The fungus responsible for powdery mildew on melons has developed resistance to some fungicides in the past. Maintaining long-term effectiveness of fungicides currently available requires resistance management strategies. One effective approach is to alternate among products with different modes of action.

The risk of powdery mildew on a particular melon planting is affected by the genetic susceptibility of the melon cultivar to the disease plus air temperatures during the growing season.

Contact Matheron: (928) 726-6856 or matheron@ag.arizona.edu.

Postemergence grass herbicides

By Barry Tickes, UA Area Agriculture Agent

Postemergence grass herbicides have been available for the last 20 to 25 years. These products include fluazifop (Fusilade-1985), sethoxydim (Poast-1986, Segment, Vantage, and others), and clethodim (Select-1991, Select Max, Arrow, Envoy, Volunteer, and others).

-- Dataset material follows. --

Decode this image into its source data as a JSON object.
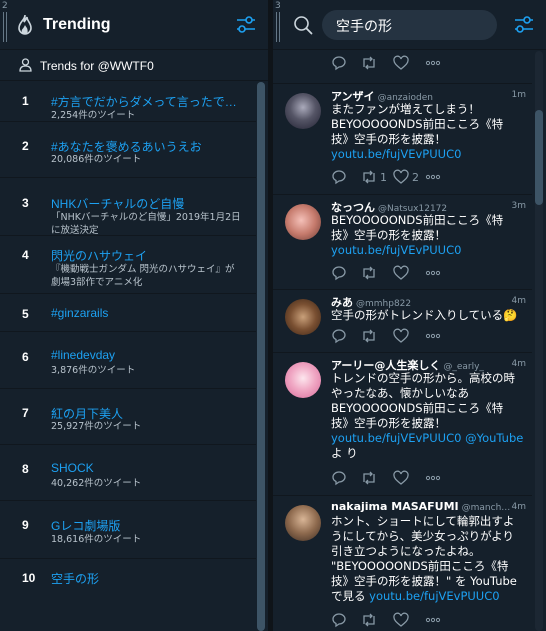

These only control grasses and are registered on numerous broadleaf vegetable and field crops plus trees and vines. The herbicides are classified as lipid biosynthesis inhibitors.

The products work by inhibiting the production of an enzyme (ACCase) used to produce fatty acids required for the formation of cell walls and other plant membranes. The herbicides are slow acting and have no soil activity.

Some herbicides use this same mode of action but are used safely on wheat and barley including Discover (clodinafop), Puma (fenoxaprop), and Achieve (tralkoxydim) commonly used to control Canarygrass, wild oat, and other grasses. These herbicides are fairly broad spectrum and control most grasses although there are differences between the products on some weed species.

Clethodim  controls sprangletop while sethoxydim and fluazifop do not. The same is true for annual bluegrass which is controlled only by clethodim when small in size. These are weak on sandbur. These herbicides have no soil activity and typically should be applied two to three times to achieve season long weed control.

These herbicides require the use of a crop oil concentrate to help penetrate the leaf surface except for Select Max which requires a non-ionic surfactant or crop oil. These herbicides are normally very safe to the crops for which they are registered.

There have been only a few instances over the past 25 years where crop injury has occurred. One was to melons where above labeled rates of Select Max was applied in overlaps or at the ends of fields. This was only from Select Max.

Another instance was several years ago on onions where liquid fertilizer (AN20) was previously sprayed over the onions for weed control. The third instance was to some leafy vegetables, especially arugula, where the crop oil concentrate caused leaf burn.

Although these herbicides once seemed fool proof, each year more failures are reported. Last year, Poast and Select did not control Rabbitfootgrass in a couple fields and Canarygrass was missed by Poast in others.

The only documented case of herbicide resistance in this region has been the resistance of Canarygrass to sethoxydim, fluazifop, and clethodim in the Imperial Valley.

There are several potential causes for herbicide failures. Resistance is only one and is rare in this region.

Let me know of any failures so we can help determine the cause.

Contact Tickes: (928) 580-9902 or btickes@ag.arizona.edu.